My book on pilgrimage releases next week! And because I have pilgrimage on the brain, I wanted to share an article I wrote a few years ago for Epikeia Magazine. The article shows how pilgrimage can become an intensely personal journey to the heart of our faith. I hope it opens the gate to a journey of your own.
A few years ago, in New York for a conference, I made a pilgrimage to The Cloisters museum and gardens. I use the term “pilgrimage” advisedly. Like a medieval traveler going to a shrine, I went to see a sacred object—the painting known as the Merode Altarpiece by Flemish artist Robert Campin. From Midtown, the Cloisters was enough out of the way to make the journey a little difficult, the gratification a bit delayed. The museum’s medieval setting enhanced my sense of sacred purpose.
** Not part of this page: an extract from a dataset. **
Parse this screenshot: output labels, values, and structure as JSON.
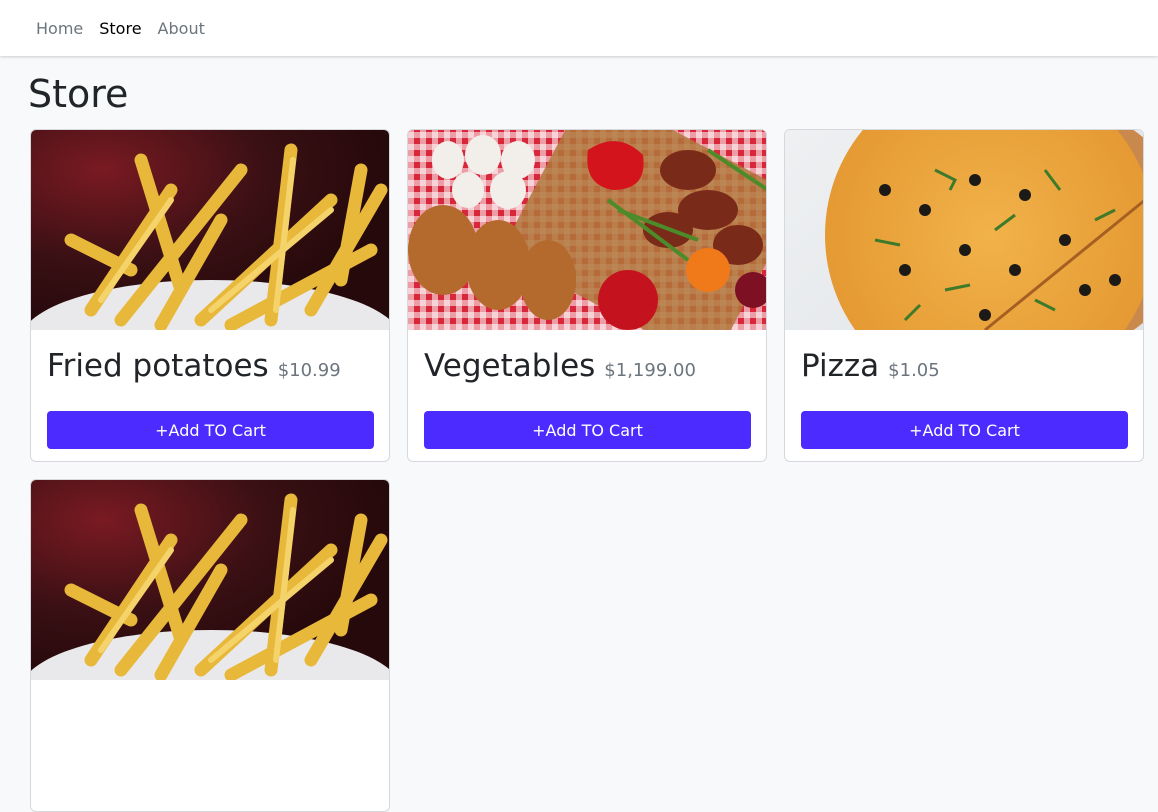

Once at the Cloisters, I discovered that Campin’s painting has its own gallery, called the Merode Room. I made straight for it. At the time of my visit, the altarpiece hung above a medieval bench opposite the gallery entrance. By some miracle, the room was empty. The painting beckoned me forward, and I walked toward it as to an altar…
Please head over to Epikeia to continue reading!